In his elegantly constructed Tuesday morning keynote, the always inspiring John Hagel nimbly set the tone for a business-focused conference. Starting with last year’s big E2.0 question “How do we get adoption for social software?” he linked adoption to passion and performance (“If you are interested in performance you have to be interested in passion”). People who are engaged in activities they are passionate about will connect with other people — and if you’ve got the platform available, and right, then they will use it in conjunction with passion. The only metric that matters is engaging passion.
(Later in the morning, Bryce Williams from Eli Lilly talked about how social collaboration was enabling emergent leadership in the organization. In his terrific stories, he emphasized how people succeeded because they were able to follow their passions. In the afternoon, in a session on innovation, Roy Rosin from Intuit talked about building an innovation environment: “[it means…] letting people build on their passions.” Sara Roberts said, in her workshop on Monday: “Meaning is the new money.” )

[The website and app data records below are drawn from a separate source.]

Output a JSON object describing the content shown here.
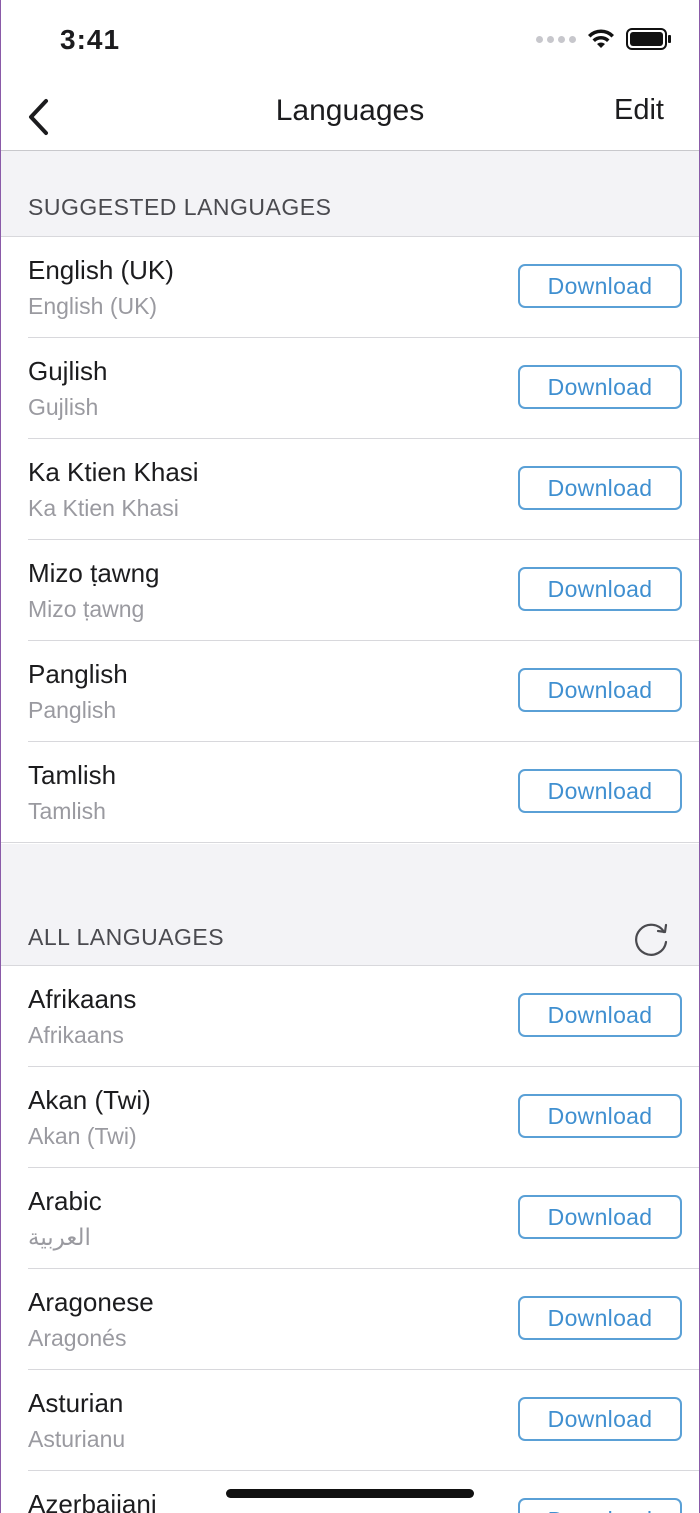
{
  "status": {
    "time": "3:41"
  },
  "nav": {
    "title": "Languages",
    "edit_label": "Edit"
  },
  "suggested": {
    "header": "SUGGESTED LANGUAGES",
    "items": [
      {
        "name": "English (UK)",
        "native": "English (UK)",
        "action": "Download"
      },
      {
        "name": "Gujlish",
        "native": "Gujlish",
        "action": "Download"
      },
      {
        "name": "Ka Ktien Khasi",
        "native": "Ka Ktien Khasi",
        "action": "Download"
      },
      {
        "name": "Mizo ṭawng",
        "native": "Mizo ṭawng",
        "action": "Download"
      },
      {
        "name": "Panglish",
        "native": "Panglish",
        "action": "Download"
      },
      {
        "name": "Tamlish",
        "native": "Tamlish",
        "action": "Download"
      }
    ]
  },
  "all": {
    "header": "ALL LANGUAGES",
    "items": [
      {
        "name": "Afrikaans",
        "native": "Afrikaans",
        "action": "Download"
      },
      {
        "name": "Akan (Twi)",
        "native": "Akan (Twi)",
        "action": "Download"
      },
      {
        "name": "Arabic",
        "native": "العربية",
        "action": "Download"
      },
      {
        "name": "Aragonese",
        "native": "Aragonés",
        "action": "Download"
      },
      {
        "name": "Asturian",
        "native": "Asturianu",
        "action": "Download"
      },
      {
        "name": "Azerbaijani",
        "native": "",
        "action": "Download"
      }
    ]
  },
  "icons": {
    "back": "chevron-left-icon",
    "refresh": "refresh-icon",
    "wifi": "wifi-icon",
    "battery": "battery-icon"
  },
  "colors": {
    "accent": "#3f8fd0",
    "section_bg": "#f3f3f6"
  }
}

Rachel Happe, of the Community Roundtable, talked about the strategic imperative of communities: “Relationship and Culture are the only sustainable advantage.” And, she insists, that it takes time to cultivate communities, that our tools and technologies are pushing people “on a collision course” with information (beyond the capacity of our brains to process well), that people must be given time to develop relationships and in an environment — culture — that provides the context for acting on information. “All management is community management.”
Rachel also emphasized changing organizational structures, confident that network structures will remain viable. Organization structure had also been a big topic for Sara on Monday, who brought it all down succinctly to “What are we trying to do?” “Who needs to be connected with whom?” “Who is already connected?” “How can we foster the connections we need?”
John Stepper described how the “social media” journey at Deutsche Bank started with that core KM method, communities of practice, followed by a community of media enthusiasts, and a focus on expertise before going to technology. He summarizes this approach nicely here. In his keynote, he described how working in networks (oops, I mean communities) helped people to “step out of the org chart.” Terrific phrase. More organizational talk from Jim Grubb, VP of Communications at Cisco: “Your “org chart” is a people chart that needs to be dynamically ordered according to what you need to do in the moment.”
Enterprise 2.0 itself is a highly collaborative event and organizational microcosm. The tweet stream transcripts (767 pages, 20 per page) and links to presentations and blog posts are all posted in the self-organizing wiki set up by Jim Worth. The community that organizes around this conference deserves a better name than Enterprise 2.0 (and “social business” doesn’t cut it, either). This conference was renamed and repositioned from a series of conferences on collaboration software and technologies, I think around 2008 (after Andrew McAfee coined the term, which was just 5 years ago.) The co-evolution of people and technology is reaching a point where we can, and should, be looking outside the boundaries of enterprise technologies to understand how to manage, work with, and enable people to work together to create value beyond the corporate sector. E2.0, Boston 2011 has opened the door to many more conversations about how we move into this future.